By Rick Blanchard
Reducing waste of any kind, whether it be e-waste or home goods, protects and preserves the environment for the future. It cuts down on the carbon footprint and prevents the overuse of natural resources. E-waste recycling protects and prevents harmful substances from leaching into the environment, but it’s not the only kind of waste that can cause significant environmental problems.
Nearly 8,000 mattresses enter landfills every day. A typical bed is difficult to compact, clogs equipment, and creates soft spots full of materials that don’t break down over time. However, there are mattresses available that are made of 95 percent biodegradable materials.
Biodegradable mattresses are good for the environment and human health. To be biodegradable, a mattress must be made of natural or organic materials. Of the mattress options on the market, natural latex mattresses are the most eco-friendly and biodegradable. Made from the sap of the rubber tree, the latex used in these mattresses must go through one of two manufacturing processes, Dunlop and Talalay.
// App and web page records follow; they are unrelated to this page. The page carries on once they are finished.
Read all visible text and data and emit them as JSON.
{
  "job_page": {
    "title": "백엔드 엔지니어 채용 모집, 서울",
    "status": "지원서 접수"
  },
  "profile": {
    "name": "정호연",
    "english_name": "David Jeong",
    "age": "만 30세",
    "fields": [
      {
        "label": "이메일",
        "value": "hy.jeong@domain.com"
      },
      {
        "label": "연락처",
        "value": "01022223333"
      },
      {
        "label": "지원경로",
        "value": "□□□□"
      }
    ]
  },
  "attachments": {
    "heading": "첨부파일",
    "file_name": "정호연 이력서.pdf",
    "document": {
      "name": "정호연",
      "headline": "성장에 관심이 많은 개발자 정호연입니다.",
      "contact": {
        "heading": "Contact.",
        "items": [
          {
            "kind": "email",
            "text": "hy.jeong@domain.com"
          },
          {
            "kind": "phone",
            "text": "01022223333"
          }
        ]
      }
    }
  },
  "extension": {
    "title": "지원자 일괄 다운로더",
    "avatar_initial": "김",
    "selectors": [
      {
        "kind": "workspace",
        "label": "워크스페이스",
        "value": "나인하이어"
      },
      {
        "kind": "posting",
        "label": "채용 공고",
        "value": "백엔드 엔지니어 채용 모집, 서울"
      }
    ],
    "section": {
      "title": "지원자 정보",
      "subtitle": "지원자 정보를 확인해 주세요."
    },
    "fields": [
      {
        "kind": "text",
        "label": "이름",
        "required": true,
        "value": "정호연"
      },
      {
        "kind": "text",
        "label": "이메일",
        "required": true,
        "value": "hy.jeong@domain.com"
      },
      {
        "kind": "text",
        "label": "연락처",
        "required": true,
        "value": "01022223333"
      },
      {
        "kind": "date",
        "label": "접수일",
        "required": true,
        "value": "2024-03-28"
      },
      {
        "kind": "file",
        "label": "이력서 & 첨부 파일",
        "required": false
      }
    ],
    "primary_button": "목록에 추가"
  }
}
The Dunlop manufacturing process creates a dense, durable latex that makes a firm mattress. This process results in a natural sediment that settles to the bottom layer, leaving one side of the mattress firmer than the other. Because the Dunlop process is relatively simple, it’s more environmentally friendly and uses fewer resources to make the mattress than the Talalay process. It’s also the less expensive choice between the two.
The Talalay process produces a lighter, springier mattress. They work well for those who want a breathable, biodegradable option. However, Talalay mattresses are more expensive because of a complex, labor-intensive manufacturing process. They’re also less durable and wear out faster than Dunlop mattresses because of the airy texture of the latex.
Whether the Dunlop or Talalay process is used, all natural latex mattresses include some synthetic latex, which is derived from petrochemicals. Synthetics account for anywhere from 5 to 40 percent of a natural latex mattress. It’s important to note that when talking about a “biodegradable” mattress, the biodegradability is relative. Compared to other mattresses, natural latex mattress will most certainly break down over time. However, there will be some residue left behind. They’re not like food or other organic products that will completely disappear in a few years time.
Latex mattresses are amongst the most expensive mattresses on the market. To meet the demand for an eco-friendly choice as well as to meet the preferences and comfort needs of consumers, some manufacturers have begun to develop hybrid models that use Dunlop latex for the inner core and Talalay latex for the comfort layers. Traditionalists might enjoy an innerspring/latex hybrid that provides the feel of an innerspring mattress with the sustainable, more eco-friendly latex comfort layer. While these options aren’t perfect, they certainly provide mattresses that take the long-term life of the bed into consideration.
Preventing harmful materials from sitting in landfills falls onto the shoulders of consumers. Whether it’s responsibly disposing of e-waste or a mattress, used items have to be reused or recycled if future generations are to be able to enjoy the natural environment. Purchase power gives consumers the advantage of making demands on manufacturers. When it comes to the mattress industry, manufacturers have started to listen. They’re still researching manufacturing processes that will result in a 100 percent biodegradable mattress. As the search continues, consumers can continue to dispose of mattresses responsibly and make smart purchasing decisions.